Applications on BioLib consist of one or more modules. A module executes a coding job doing some task (transforming data, calculating statistics, fetching external data, machine learning inference, etc.). In many ways, on can think of the modules in an application as the BioLib equivalent of the programs that are locally available for a script to call. Each module contains one executable code file, where the code for each module can be written in any of the supported languages.

The module system functions similarly to the classic UNIX command-line framework, in that the code in modules can read inputs and write outputs/errors in three distinct streams: stdin, stdout and stderr. In addition, modules also have access to a virtual filesystem, that can be used by modules to interact and that the user of an application will be able to download once the computation has completed.

Modules Settings and Executor

To be able to call code from a module, that module has to be declared with a name and path in the "Modules" section of the application editor. The module called main is the module that will be executed first.

The "Type" option refers to which executor will be used to execute the code in the module. In most cases, one simply chooses the executor that corresponds to the type of executable code:

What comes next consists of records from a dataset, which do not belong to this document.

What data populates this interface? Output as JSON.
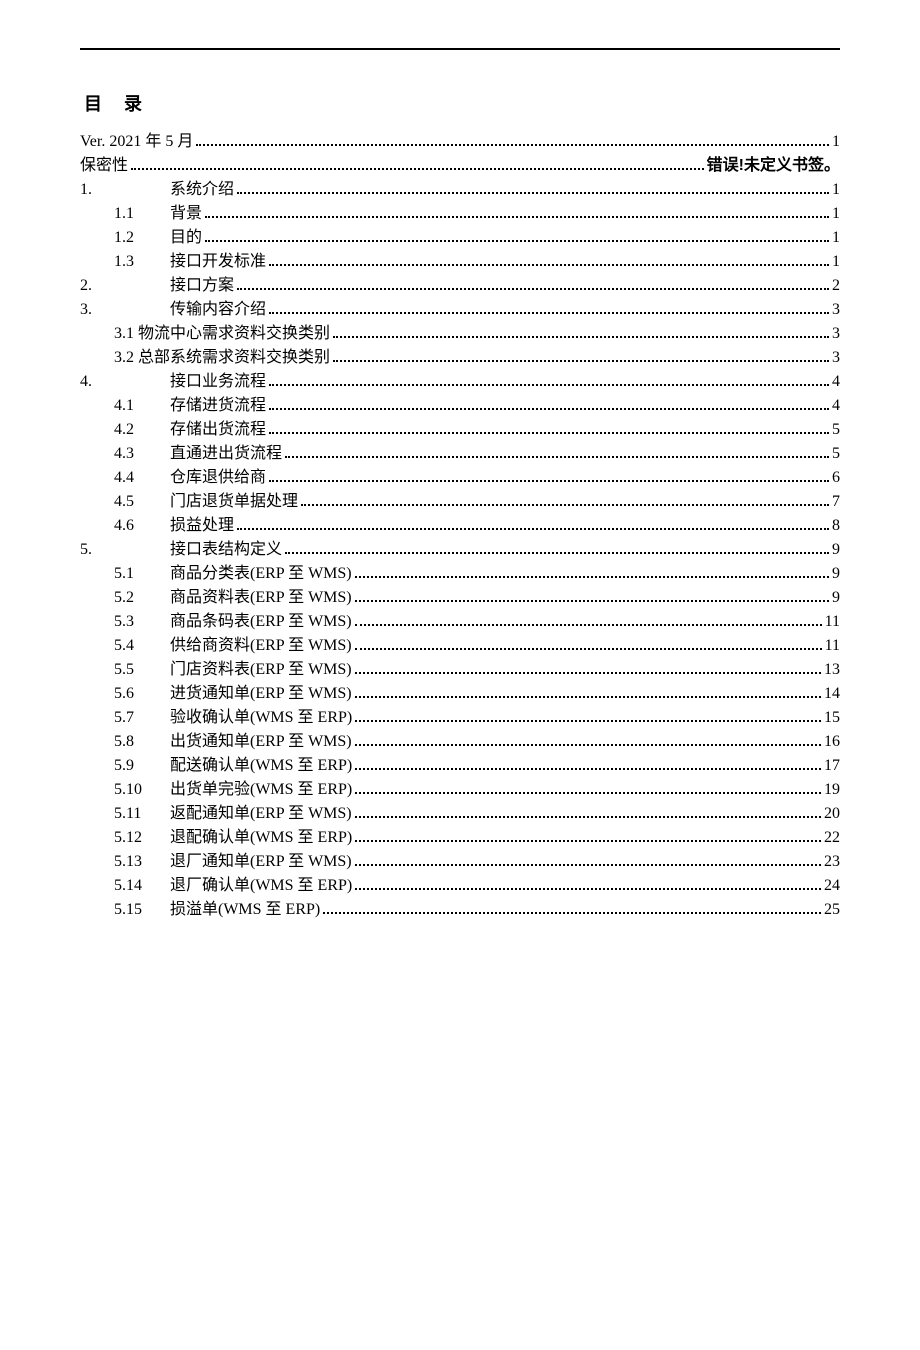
{
  "title": "目录",
  "error_text": "错误!未定义书签。",
  "entries": [
    {
      "a": "",
      "b": "",
      "label": "Ver. 2021 年 5 月",
      "pg": "1"
    },
    {
      "a": "",
      "b": "",
      "label": "保密性",
      "pg": "ERR"
    },
    {
      "a": "1.",
      "b": "",
      "label": "系统介绍",
      "pg": "1"
    },
    {
      "a": "",
      "b": "1.1",
      "label": "背景",
      "pg": "1"
    },
    {
      "a": "",
      "b": "1.2",
      "label": "目的",
      "pg": "1"
    },
    {
      "a": "",
      "b": "1.3",
      "label": "接口开发标准",
      "pg": "1"
    },
    {
      "a": "2.",
      "b": "",
      "label": "接口方案",
      "pg": "2"
    },
    {
      "a": "3.",
      "b": "",
      "label": "传输内容介绍",
      "pg": "3"
    },
    {
      "a": "",
      "b": "",
      "label": "3.1 物流中心需求资料交换类别",
      "pg": "3"
    },
    {
      "a": "",
      "b": "",
      "label": "3.2 总部系统需求资料交换类别",
      "pg": "3"
    },
    {
      "a": "4.",
      "b": "",
      "label": "接口业务流程",
      "pg": "4"
    },
    {
      "a": "",
      "b": "4.1",
      "label": "存储进货流程",
      "pg": "4"
    },
    {
      "a": "",
      "b": "4.2",
      "label": "存储出货流程",
      "pg": "5"
    },
    {
      "a": "",
      "b": "4.3",
      "label": "直通进出货流程",
      "pg": "5"
    },
    {
      "a": "",
      "b": "4.4",
      "label": "仓库退供给商",
      "pg": "6"
    },
    {
      "a": "",
      "b": "4.5",
      "label": "门店退货单据处理",
      "pg": "7"
    },
    {
      "a": "",
      "b": "4.6",
      "label": "损益处理",
      "pg": "8"
    },
    {
      "a": "5.",
      "b": "",
      "label": "接口表结构定义",
      "pg": "9"
    },
    {
      "a": "",
      "b": "5.1",
      "label": "商品分类表(ERP 至 WMS)",
      "pg": "9"
    },
    {
      "a": "",
      "b": "5.2",
      "label": "商品资料表(ERP 至 WMS)",
      "pg": "9"
    },
    {
      "a": "",
      "b": "5.3",
      "label": "商品条码表(ERP 至 WMS)",
      "pg": "11"
    },
    {
      "a": "",
      "b": "5.4",
      "label": "供给商资料(ERP 至 WMS)",
      "pg": "11"
    },
    {
      "a": "",
      "b": "5.5",
      "label": "门店资料表(ERP 至 WMS)",
      "pg": "13"
    },
    {
      "a": "",
      "b": "5.6",
      "label": "进货通知单(ERP 至 WMS)",
      "pg": "14"
    },
    {
      "a": "",
      "b": "5.7",
      "label": "验收确认单(WMS 至 ERP)",
      "pg": "15"
    },
    {
      "a": "",
      "b": "5.8",
      "label": "出货通知单(ERP 至 WMS)",
      "pg": "16"
    },
    {
      "a": "",
      "b": "5.9",
      "label": "配送确认单(WMS 至 ERP)",
      "pg": "17"
    },
    {
      "a": "",
      "b": "5.10",
      "label": "出货单完验(WMS 至 ERP)",
      "pg": "19"
    },
    {
      "a": "",
      "b": "5.11",
      "label": "返配通知单(ERP 至 WMS)",
      "pg": "20"
    },
    {
      "a": "",
      "b": "5.12",
      "label": "退配确认单(WMS 至 ERP)",
      "pg": "22"
    },
    {
      "a": "",
      "b": "5.13",
      "label": "退厂通知单(ERP 至 WMS)",
      "pg": "23"
    },
    {
      "a": "",
      "b": "5.14",
      "label": "退厂确认单(WMS 至 ERP)",
      "pg": "24"
    },
    {
      "a": "",
      "b": "5.15",
      "label": "损溢单(WMS 至 ERP)",
      "pg": "25"
    }
  ]
}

  • Python 3 use bl-python3
  • C/C++ use bl-emscriptem
  • Rust use bl-rust
  • R use bl-r
  • ONNX (e.g. from Pytorch) use bl-onnx
  • Protobuf (e.g. from TensorFlow) use bl-tensorflow

To read more about how the executors work, supported languages and libraries, please refer to this page.

Example 1: Moving data between modules

In the following example one Python script module (main) calls another Python script (module2) and a value generated in the first module is moved to the second and back again. Note that, in the "Modules" section of the application editor, each of the modules should be named main and `module2` respectively.

# main
import subprocess
result ="module_2").communicate(1)
assert(result == 2)
# module 2, named module_2 in UI
import sys
input =
input + 1

Here Main uses the subprocess functions .call() and .communicate() to pass the number 1 to module_2 which returns the result of the last line (input + 1). By default, code snippets follow this return pattern.

External applications as modules

BioLib applications can use other BioLib applications as modules. Note a user can only create or run an application calling other applications if they have the license to run the applications that are called by the main application.